On-base machine. Bobby Abreu is having a weird season. He has hit just one home run in 131 at-bats, but he's pushing a .400 on-base percentage. Abreu had a single and a walk Monday. He has 26 walks. The next closest Angel in that category is Torii Hunter with 16.

King Carlos. Few of the White Sox get cheated when they're in the batter's box, especially not Carlos Quentin, who made devastating contact Monday. Quentin had consecutive RBI doubles in the third and fifth innings, then hit a deep three-run home run off Angels reliever Trevor Bell in the seventh. He might be middling along against the rest of the league, but he always seems to punish the Angels.

The Bad:

The starter. After throwing only 61 pitches in his previous start, cut short by rain in Boston, Santana might have been a little too strong Monday night. He couldn't follow up that performance -- in which he struck out seven batters in four hitless innings -- and he didn't give the Angels much of a chance. The White Sox were swinging aggressively and Santana was leaving balls in the heart of the plate -- a toxic combination for him. It was 3-0 by the time the Angels batted in the third inning.

Shooting blanks. The Angels were having better at-bats in clutch situations lately, but Monday they took a step back against Edwin Jackson and a couple of relievers. Hunter grounded into his league-leading 12th double play to end a threat in the sixth inning and the Angels went 0-for-9 with runners in scoring position overall.
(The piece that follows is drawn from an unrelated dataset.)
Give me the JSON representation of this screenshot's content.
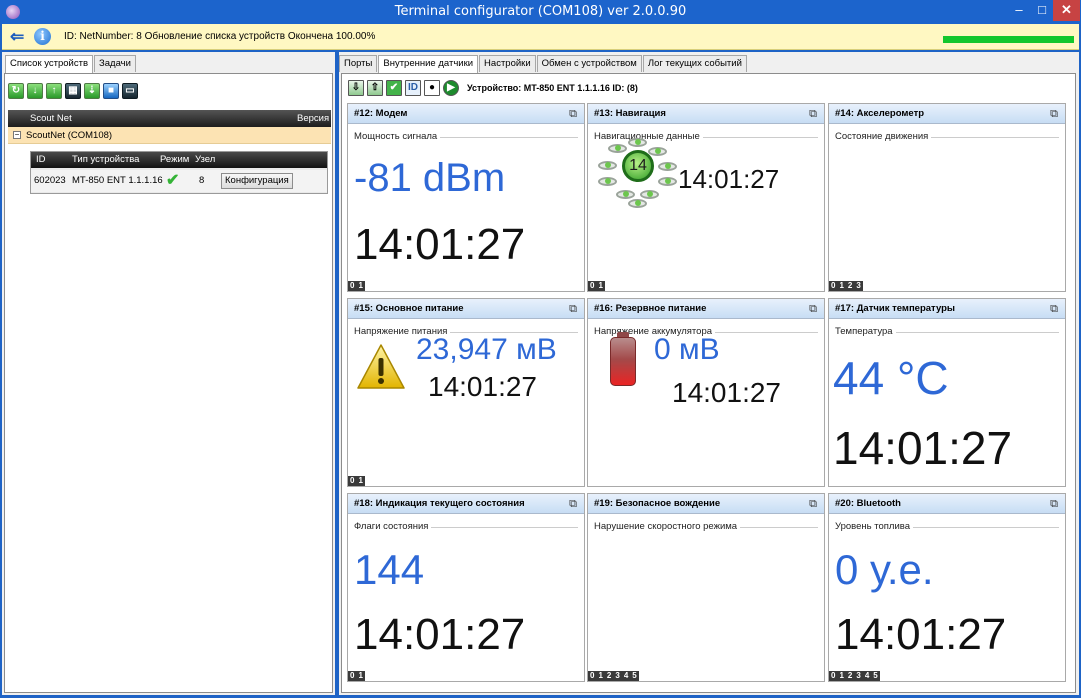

Outfield depth. Normally, losing a player who is batting .183 wouldn't be the most crushing blow. But when Vernon Wells left the game after the fourth inning because of a strained groin, it hit the Angels in their most vulnerable spot. They're rail thin in outfielders. While Wells is out, they'll have to plug the hole in left field with some combination of aging players (Bobby Abreu), converted infielders (Alexi Amarista or Mark Trumbo) and guys at Triple-A.